SUPPLIED MATERIAL START

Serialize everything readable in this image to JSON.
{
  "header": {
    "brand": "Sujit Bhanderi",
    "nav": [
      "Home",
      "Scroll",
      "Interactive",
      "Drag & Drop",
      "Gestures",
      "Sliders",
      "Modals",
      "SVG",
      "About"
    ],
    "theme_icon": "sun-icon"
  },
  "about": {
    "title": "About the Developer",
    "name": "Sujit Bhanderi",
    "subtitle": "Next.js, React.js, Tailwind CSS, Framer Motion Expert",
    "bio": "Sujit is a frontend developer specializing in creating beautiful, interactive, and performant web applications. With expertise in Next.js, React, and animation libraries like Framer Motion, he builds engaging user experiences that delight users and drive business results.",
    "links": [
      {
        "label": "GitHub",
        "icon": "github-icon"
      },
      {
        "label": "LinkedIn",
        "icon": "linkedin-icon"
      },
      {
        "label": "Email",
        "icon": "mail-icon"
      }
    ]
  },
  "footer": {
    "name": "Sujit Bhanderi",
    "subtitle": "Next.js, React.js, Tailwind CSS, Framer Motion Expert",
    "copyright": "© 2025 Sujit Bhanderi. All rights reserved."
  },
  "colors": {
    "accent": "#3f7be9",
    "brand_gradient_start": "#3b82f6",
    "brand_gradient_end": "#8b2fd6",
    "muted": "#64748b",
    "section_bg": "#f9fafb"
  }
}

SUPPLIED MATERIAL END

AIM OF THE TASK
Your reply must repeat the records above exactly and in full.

ANSWER SPACE
Serialize everything readable in this image to JSON.
{
  "header": {
    "brand": "Sujit Bhanderi",
    "nav": [
      "Home",
      "Scroll",
      "Interactive",
      "Drag & Drop",
      "Gestures",
      "Sliders",
      "Modals",
      "SVG",
      "About"
    ],
    "theme_icon": "sun-icon"
  },
  "about": {
    "title": "About the Developer",
    "name": "Sujit Bhanderi",
    "subtitle": "Next.js, React.js, Tailwind CSS, Framer Motion Expert",
    "bio": "Sujit is a frontend developer specializing in creating beautiful, interactive, and performant web applications. With expertise in Next.js, React, and animation libraries like Framer Motion, he builds engaging user experiences that delight users and drive business results.",
    "links": [
      {
        "label": "GitHub",
        "icon": "github-icon"
      },
      {
        "label": "LinkedIn",
        "icon": "linkedin-icon"
      },
      {
        "label": "Email",
        "icon": "mail-icon"
      }
    ]
  },
  "footer": {
    "name": "Sujit Bhanderi",
    "subtitle": "Next.js, React.js, Tailwind CSS, Framer Motion Expert",
    "copyright": "© 2025 Sujit Bhanderi. All rights reserved."
  },
  "colors": {
    "accent": "#3f7be9",
    "brand_gradient_start": "#3b82f6",
    "brand_gradient_end": "#8b2fd6",
    "muted": "#64748b",
    "section_bg": "#f9fafb"
  }
}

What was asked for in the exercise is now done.